I discovered this interesting interview while reading the Ignatius Press blog.  The original is from Zenit.  Pearce gives us some insight into famous literary figures who were influenced by Blessed Newman, and credits him with being the father of the Catholic revival in England.


from a drawing by George Richmond


“Newman is rightly considered to be the father of the Catholic revival…”From a wide-ranging ZENIT interview with the tireless Joseph Pearce:

ZENIT: Could you say something about your own reflections — as one who has spent significant time studying Newman — regarding the beatification ceremony?

Pearce: As an admirer of Newman, as an Englishman, and, more to the point, as an English Catholic convert, I was simply overjoyed by his beatification.

Newman is rightly considered to be the father of the Catholic revival and the seismic power of his conversion continues to reverberate throughout the English-speaking world.

The number of converts who owe their conversion, under grace, to Newman, at least in part, are too numerous to mention.
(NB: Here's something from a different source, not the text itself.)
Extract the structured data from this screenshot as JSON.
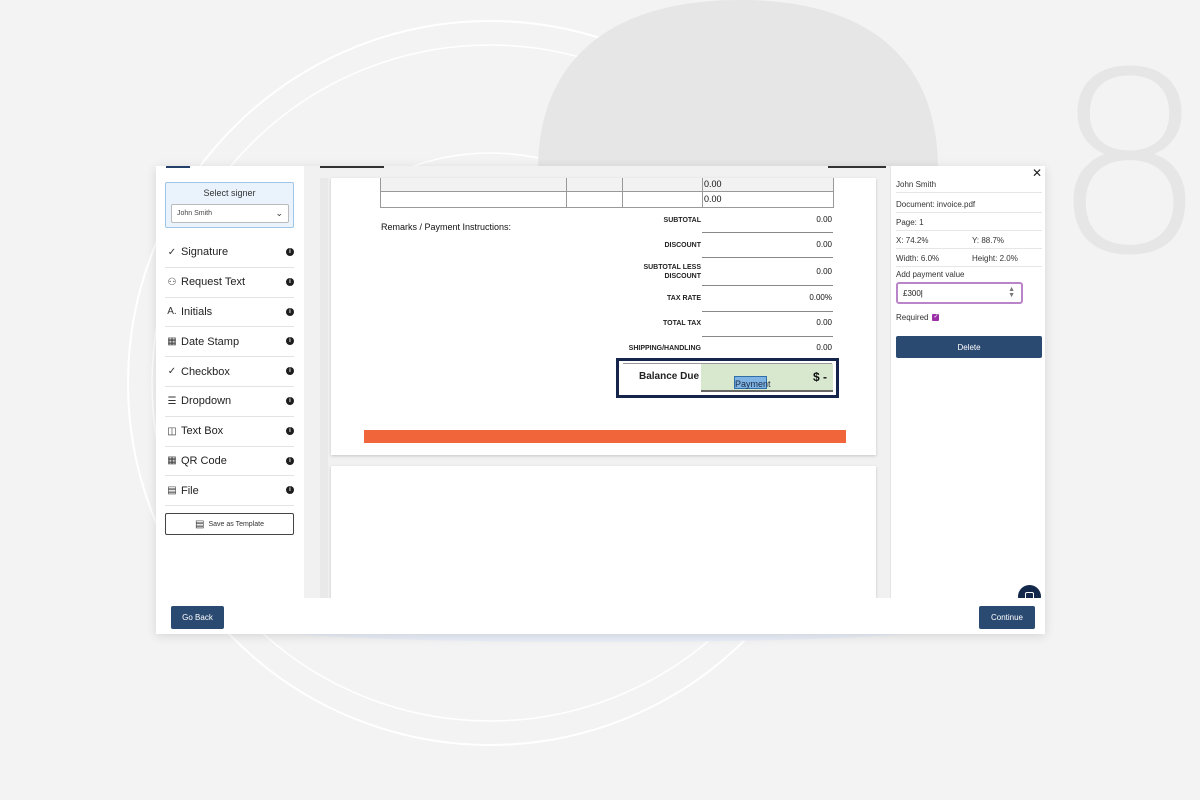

As such, a few will suffice to illustrate the point.

Gerard Manley Hopkins, arguably the finest poet of the Victorian era, was received into the Church by Newman in 1866.
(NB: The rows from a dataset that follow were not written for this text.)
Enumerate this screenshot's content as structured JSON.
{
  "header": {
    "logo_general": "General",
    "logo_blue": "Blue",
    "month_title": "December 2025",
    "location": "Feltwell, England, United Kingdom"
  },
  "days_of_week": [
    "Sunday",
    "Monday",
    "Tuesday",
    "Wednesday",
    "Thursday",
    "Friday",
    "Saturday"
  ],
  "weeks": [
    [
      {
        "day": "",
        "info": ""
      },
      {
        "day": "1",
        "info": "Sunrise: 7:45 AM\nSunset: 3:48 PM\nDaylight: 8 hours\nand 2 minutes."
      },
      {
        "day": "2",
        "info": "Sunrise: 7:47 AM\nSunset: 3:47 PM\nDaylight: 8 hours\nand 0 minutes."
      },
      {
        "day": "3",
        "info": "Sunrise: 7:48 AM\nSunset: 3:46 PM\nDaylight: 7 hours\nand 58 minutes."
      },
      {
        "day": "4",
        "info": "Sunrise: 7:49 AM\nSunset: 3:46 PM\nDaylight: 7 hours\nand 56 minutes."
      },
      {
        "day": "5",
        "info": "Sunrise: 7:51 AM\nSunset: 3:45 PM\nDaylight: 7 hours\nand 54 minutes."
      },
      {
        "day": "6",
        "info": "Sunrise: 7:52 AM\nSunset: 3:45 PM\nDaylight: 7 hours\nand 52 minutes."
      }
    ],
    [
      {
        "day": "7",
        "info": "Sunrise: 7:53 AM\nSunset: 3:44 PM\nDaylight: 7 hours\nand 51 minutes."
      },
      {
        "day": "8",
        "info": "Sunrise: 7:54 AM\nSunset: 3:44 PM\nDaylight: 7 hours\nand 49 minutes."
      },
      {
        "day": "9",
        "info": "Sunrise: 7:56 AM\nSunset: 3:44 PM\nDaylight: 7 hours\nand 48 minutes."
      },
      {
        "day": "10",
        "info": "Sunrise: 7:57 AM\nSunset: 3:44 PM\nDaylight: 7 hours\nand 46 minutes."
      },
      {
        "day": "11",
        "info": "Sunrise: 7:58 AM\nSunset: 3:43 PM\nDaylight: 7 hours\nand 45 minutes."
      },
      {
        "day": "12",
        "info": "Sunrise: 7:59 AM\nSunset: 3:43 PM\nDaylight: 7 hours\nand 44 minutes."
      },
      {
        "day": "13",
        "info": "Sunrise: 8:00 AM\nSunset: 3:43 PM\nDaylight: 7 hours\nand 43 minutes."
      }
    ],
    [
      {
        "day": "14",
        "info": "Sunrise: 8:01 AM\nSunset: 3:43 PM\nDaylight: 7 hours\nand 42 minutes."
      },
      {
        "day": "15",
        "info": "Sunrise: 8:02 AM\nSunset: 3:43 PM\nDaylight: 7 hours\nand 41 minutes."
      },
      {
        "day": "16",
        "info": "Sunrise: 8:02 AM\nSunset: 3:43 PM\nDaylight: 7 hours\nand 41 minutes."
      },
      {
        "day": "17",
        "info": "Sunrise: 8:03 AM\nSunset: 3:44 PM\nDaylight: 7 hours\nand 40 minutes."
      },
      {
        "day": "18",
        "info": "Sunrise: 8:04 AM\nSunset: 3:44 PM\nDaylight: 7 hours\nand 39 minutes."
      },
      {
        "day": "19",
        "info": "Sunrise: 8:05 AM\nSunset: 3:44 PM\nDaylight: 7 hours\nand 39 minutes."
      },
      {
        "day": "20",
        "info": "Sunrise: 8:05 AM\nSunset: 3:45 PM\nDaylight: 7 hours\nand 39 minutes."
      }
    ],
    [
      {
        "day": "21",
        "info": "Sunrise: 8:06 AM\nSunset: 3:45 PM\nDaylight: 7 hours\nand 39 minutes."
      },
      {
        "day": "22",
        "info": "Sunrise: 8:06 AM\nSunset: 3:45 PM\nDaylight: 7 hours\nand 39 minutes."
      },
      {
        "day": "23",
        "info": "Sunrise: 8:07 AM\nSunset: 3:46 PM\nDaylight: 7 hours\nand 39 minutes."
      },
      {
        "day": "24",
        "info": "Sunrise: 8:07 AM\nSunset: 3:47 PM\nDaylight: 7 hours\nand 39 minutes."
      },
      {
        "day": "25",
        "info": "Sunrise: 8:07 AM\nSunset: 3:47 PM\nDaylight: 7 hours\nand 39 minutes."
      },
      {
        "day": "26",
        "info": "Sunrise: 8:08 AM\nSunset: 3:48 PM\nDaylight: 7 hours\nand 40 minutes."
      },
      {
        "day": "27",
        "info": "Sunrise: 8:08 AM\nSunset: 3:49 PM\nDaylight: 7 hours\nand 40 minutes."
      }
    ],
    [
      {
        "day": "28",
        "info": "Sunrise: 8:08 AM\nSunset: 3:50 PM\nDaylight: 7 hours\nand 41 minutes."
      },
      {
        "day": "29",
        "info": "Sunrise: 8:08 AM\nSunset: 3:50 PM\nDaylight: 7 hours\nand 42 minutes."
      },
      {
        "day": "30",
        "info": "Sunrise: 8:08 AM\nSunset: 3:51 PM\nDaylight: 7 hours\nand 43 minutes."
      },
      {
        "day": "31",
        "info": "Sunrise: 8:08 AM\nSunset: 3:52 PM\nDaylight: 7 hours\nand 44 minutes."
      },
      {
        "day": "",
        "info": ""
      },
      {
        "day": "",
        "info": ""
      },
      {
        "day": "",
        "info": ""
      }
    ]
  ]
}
Oscar Wilde fell under Newman’s spell as an undergraduate and continued to admire him throughout his life. Wilde’s ultimate deathbed conversion, the culmination of a lifelong love affair with the Church, was due in part to the beguiling presence of Newman’s enduring influence.

Hilaire Belloc and J.R.R. Tolkien both studied at the Birmingham Oratory School, which had been established by Newman, the former during Newman’s own lifetime and the latter in his ghostly shadow a few years after his death. In both cases, Newman’s role in their Christian formation contributed to the faithful fortitude that animated their lives as Catholic writers of the utmost importance.

Others such as Graham Greene, Evelyn Waugh and Muriel Spark could be mentioned among the many others, documented in my book “Literary Converts” (Ignatius Press), who owed their conversion, at least in part, to Newman’s benign influence.

Last, and indubitably least, I must mention that Newman’s beautiful and profound “Apologia pro Vita Sua” played a significant role in my own path to conversion.    

Read the entire interview, by Genevieve Pollock, posted today. [Sept. 27]

A Pertinent Quotation from Blessed Newman

In today’s gospel we heard the story of the rich man and Lazarus.  Here is an excerpt from Newman that takes a look at what can happen in this life if we in the First World take our fortunate lifestyle too much for granted:

A smooth and easy life, an uninterrupted enjoyment of the goods of Providence, full meals, soft raiment, well-furnished homes, the pleasures of sense, the feeling of security, the consciousness of wealth–these, and the like, if we are not careful, choke up all the avenues of the soul, through which the light and breath of heaven might come.

The excerpt is from John Henry Cardinal Newman:  In My Own Words.

John Henry Newman — companion on the journey

Check out my blog where I talk about my journey along with our book for the month at A Son of Saint Philip.